Curiocity: Pentatonix Packs A Pitch-Perfect Punch
It seems almost strange to see a crowd packed around a nearly empty stage — with only two small platforms and zero instruments. But half-way into the first song, you realize, you don’t miss the band at all.
Pentatonix performed Wednesday to a near sold-out crowd at Mill City Nights, showing their fans why they’re the reigning champs of “The Sing Off.”
The group, composed of Mitch Grassi, Scott Hoying, Kirstin Maldonado, Avi Kaplan and Kevin Olusola, is simply spectacular. They are the proven product of extraordinary talent and a breath of fresh air in the era of auto-tuned and lip-synched concerts.
Sure, they may not have the stage presence of a big-time performer (it’s just a simple stage, a few well-coordinated lights and five microphones) but when they get going, their voices easily fill a venue with power and precision. (Side note: Apparently this is unless you’re watching from the second level, where there are still bugs that need to be ironed out at Mill City.)
After initial skepticism to what this kind of a capella would be like in concert-form, any doubt and any desire for added entertainment went out the window after Pentatonix performed their first song.
The crowd — perhaps one of the most diverse I’ve seen at Mill City Nights — was clearly full of diehard fans, every note, every harmony was received with screams, shout-outs and sing-alongs.
They performed a solid line-up of songs, made memorable from their season on “The Sing Off.”
Kicking things off with a melody mash-up and saving some of the powerhouse vocals for the end.

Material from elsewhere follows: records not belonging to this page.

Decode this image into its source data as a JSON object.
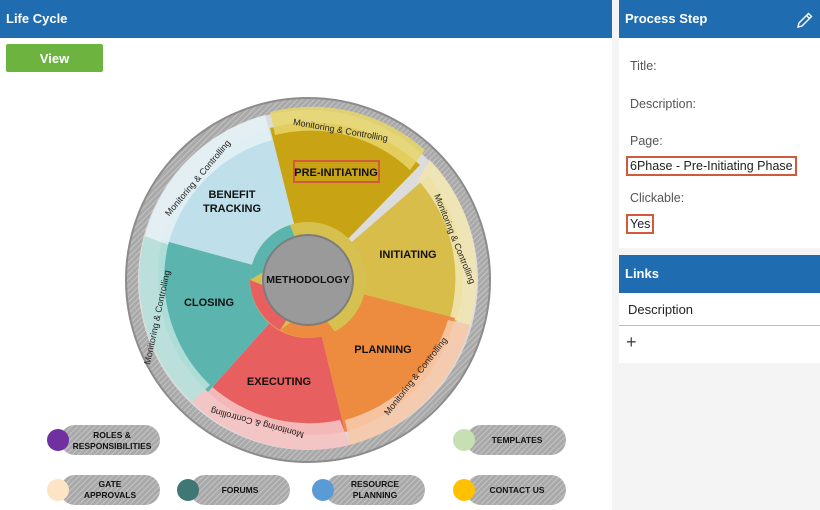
{
  "lifecycle": {
    "title": "Life Cycle",
    "view_label": "View",
    "center_label": "METHODOLOGY",
    "phases": [
      {
        "label_line1": "PRE-INITIATING",
        "label_line2": ""
      },
      {
        "label_line1": "INITIATING",
        "label_line2": ""
      },
      {
        "label_line1": "PLANNING",
        "label_line2": ""
      },
      {
        "label_line1": "EXECUTING",
        "label_line2": ""
      },
      {
        "label_line1": "CLOSING",
        "label_line2": ""
      },
      {
        "label_line1": "BENEFIT",
        "label_line2": "TRACKING"
      }
    ],
    "ring_label": "Monitoring & Controlling",
    "legend": [
      {
        "line1": "ROLES &",
        "line2": "RESPONSIBILITIES",
        "color": "#7030a0"
      },
      {
        "line1": "TEMPLATES",
        "line2": "",
        "color": "#c6e0b4"
      },
      {
        "line1": "GATE",
        "line2": "APPROVALS",
        "color": "#fce4c4"
      },
      {
        "line1": "FORUMS",
        "line2": "",
        "color": "#3f7775"
      },
      {
        "line1": "RESOURCE",
        "line2": "PLANNING",
        "color": "#5b9bd5"
      },
      {
        "line1": "CONTACT US",
        "line2": "",
        "color": "#ffc000"
      }
    ]
  },
  "process_step": {
    "title": "Process Step",
    "title_label": "Title:",
    "description_label": "Description:",
    "page_label": "Page:",
    "page_value": "6Phase - Pre-Initiating Phase",
    "clickable_label": "Clickable:",
    "clickable_value": "Yes"
  },
  "links": {
    "title": "Links",
    "description_header": "Description",
    "add_label": "+"
  },
  "colors": {
    "header_blue": "#1f6cb0",
    "view_green": "#6db33f",
    "highlight_border": "#d05a3a"
  }
}
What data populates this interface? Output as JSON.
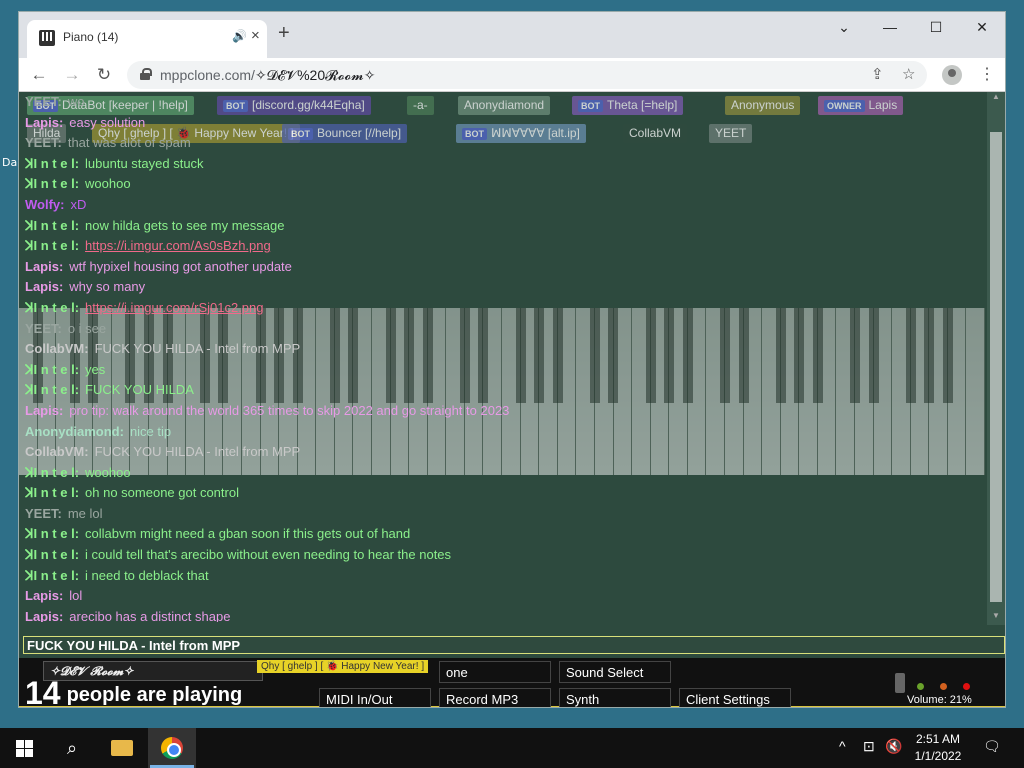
{
  "desktop": {
    "side_label": "Da"
  },
  "browser": {
    "tab_title": "Piano (14)",
    "new_tab": "+",
    "url_host": "mppclone.com/",
    "url_path": "✧𝓓𝓔𝓥%20𝓡𝓸𝓸𝓶✧",
    "controls": {
      "minimize": "—",
      "maximize": "☐",
      "close": "✕",
      "tab_search": "⌄"
    }
  },
  "user_bar": [
    {
      "tag": "BOT",
      "text": "DataBot [keeper | !help]",
      "color": "#5a9b6c"
    },
    {
      "tag": "BOT",
      "text": "[discord.gg/k44Eqha]",
      "color": "#5e4a9e"
    },
    {
      "tag": "",
      "text": "-a-",
      "color": "#4b7a57"
    },
    {
      "tag": "",
      "text": "Anonydiamond",
      "color": "#6d8f7c"
    },
    {
      "tag": "BOT",
      "text": "Theta [=help]",
      "color": "#7c5bb1"
    },
    {
      "tag": "",
      "text": "Anonymous",
      "color": "#8b8a3e"
    },
    {
      "tag": "OWNER",
      "text": "Lapis",
      "color": "#9c5fa6"
    },
    {
      "tag": "",
      "text": "Hilda",
      "color": "#6d7a75"
    },
    {
      "tag": "",
      "text": "Qhy [ ghelp ] [ 🐞 Happy New Year! ]",
      "color": "#9a9134"
    },
    {
      "tag": "BOT",
      "text": "Bouncer [//help]",
      "color": "#4c5fa8"
    },
    {
      "tag": "BOT",
      "text": "ꟽꟽ∀∀∀∀ [alt.ip]",
      "color": "#6a8fb0"
    },
    {
      "tag": "",
      "text": "CollabVM",
      "color": "#2f4a3e"
    },
    {
      "tag": "",
      "text": "YEET",
      "color": "#6d7f79"
    }
  ],
  "chat": [
    {
      "nick": "YEET:",
      "text": "wo",
      "color": "#9aa6a0"
    },
    {
      "nick": "Lapis:",
      "text": "easy solution",
      "color": "#e79ae6"
    },
    {
      "nick": "YEET:",
      "text": "that was alot of spam",
      "color": "#9aa6a0"
    },
    {
      "nick": "ꓘI n t e l:",
      "text": "lubuntu stayed stuck",
      "color": "#8bf08b"
    },
    {
      "nick": "ꓘI n t e l:",
      "text": "woohoo",
      "color": "#8bf08b"
    },
    {
      "nick": "Wolfy:",
      "text": "xD",
      "color": "#c05cf0"
    },
    {
      "nick": "ꓘI n t e l:",
      "text": "now hilda gets to see my message",
      "color": "#8bf08b"
    },
    {
      "nick": "ꓘI n t e l:",
      "text": "https://i.imgur.com/As0sBzh.png",
      "color": "#8bf08b",
      "link": true
    },
    {
      "nick": "Lapis:",
      "text": "wtf hypixel housing got another update",
      "color": "#e79ae6"
    },
    {
      "nick": "Lapis:",
      "text": "why so many",
      "color": "#e79ae6"
    },
    {
      "nick": "ꓘI n t e l:",
      "text": "https://i.imgur.com/rSj01c2.png",
      "color": "#8bf08b",
      "link": true
    },
    {
      "nick": "YEET:",
      "text": "o i see",
      "color": "#9aa6a0"
    },
    {
      "nick": "CollabVM:",
      "text": "FUCK YOU HILDA - Intel from MPP",
      "color": "#c9c9c9"
    },
    {
      "nick": "ꓘI n t e l:",
      "text": "yes",
      "color": "#8bf08b"
    },
    {
      "nick": "ꓘI n t e l:",
      "text": "FUCK YOU HILDA",
      "color": "#8bf08b"
    },
    {
      "nick": "Lapis:",
      "text": "pro tip: walk around the world 365 times to skip 2022 and go straight to 2023",
      "color": "#e79ae6"
    },
    {
      "nick": "Anonydiamond:",
      "text": "nice tip",
      "color": "#a8e0c4"
    },
    {
      "nick": "CollabVM:",
      "text": "FUCK YOU HILDA - Intel from MPP",
      "color": "#c9c9c9"
    },
    {
      "nick": "ꓘI n t e l:",
      "text": "woohoo",
      "color": "#8bf08b"
    },
    {
      "nick": "ꓘI n t e l:",
      "text": "oh no someone got control",
      "color": "#8bf08b"
    },
    {
      "nick": "YEET:",
      "text": "me lol",
      "color": "#9aa6a0"
    },
    {
      "nick": "ꓘI n t e l:",
      "text": "collabvm might need a gban soon if this gets out of hand",
      "color": "#8bf08b"
    },
    {
      "nick": "ꓘI n t e l:",
      "text": "i could tell that's arecibo without even needing to hear the notes",
      "color": "#8bf08b"
    },
    {
      "nick": "ꓘI n t e l:",
      "text": "i need to deblack that",
      "color": "#8bf08b"
    },
    {
      "nick": "Lapis:",
      "text": "lol",
      "color": "#e79ae6"
    },
    {
      "nick": "Lapis:",
      "text": "arecibo has a distinct shape",
      "color": "#e79ae6"
    }
  ],
  "chat_input": {
    "value": "FUCK YOU HILDA - Intel from MPP"
  },
  "bottom": {
    "room": "✧𝓓𝓔𝓥 𝓡𝓸𝓸𝓶✧",
    "people_count": "14",
    "people_label": "people are playing",
    "buttons": {
      "new_room": "one",
      "sound_select": "Sound Select",
      "midi": "MIDI In/Out",
      "record": "Record MP3",
      "synth": "Synth",
      "client_settings": "Client Settings"
    },
    "room_overlay": "Qhy [ ghelp ] [ 🐞 Happy New Year! ]",
    "volume": "Volume: 21%"
  },
  "taskbar": {
    "time": "2:51 AM",
    "date": "1/1/2022"
  }
}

In what Scott called his favorite song to perform — and most emotional for the group — a clear highlight of the night came from the incredible cover of Florence and the Machine’s “Dog Days Are Over.” Truly one of the best songs to showcase each member’s individual talent — from Avi’s incredible bassline, Scott’s unwavering lead vocals, Kirstie’s hot harmonies, Kevin’s ridonkulous beatboxing and yes, Mitch’s fantastic range that would make a high soprano green with envy.
The show, understandably, had a few lulls while the group rested their vocals and bantered a bit, in order to chug some much needed H20. But remember, it’s only them — there’s no room for guitar solos, drum sequences and back-up dancers busting a move to house music.
They did the best they could during these times — keeping Avi and Kevin on stage to lead a venue-wide song with audience participation or allowing Kevin to show off his God-given talent in a beatboxing solo that made everyone in the room scoff in utter fascination.
They did a few of their newly arranged YouTube hits — including Imogen Heap’s “Aha!” and yes, they encored with PSY’s “Gangnam Style.” Even if you’re sick of the viral hit, you have to tip your hat to Scott’s flawless Korean, which Kevin told me earlier he learned in record time.
And just for the fans who came to see them on tour, they mixed a couple of new jams, including a Justin Bieber-Katy Perry mash-up — which my friend called the highlight of her night.
The highlight of one audience member’s night, however, had to be when the group called her on stage for a personal serenade. Almost too perfectly, the girl’s name was Star — and she was probably the best possible random audience member they could’ve picked. From the get-go, she was Star-ry eyed and completely enthralled. The song? Marvin Gaye’s “Let’s Get It On.”
For the diehard fan, and for newcomers, the show was fun and full of entertainment. The amount of fresh-faced talent put into one sensational group is awe-inspiring — and the fact these talents still trip over their words, joke around and remain thankful is truly refreshing.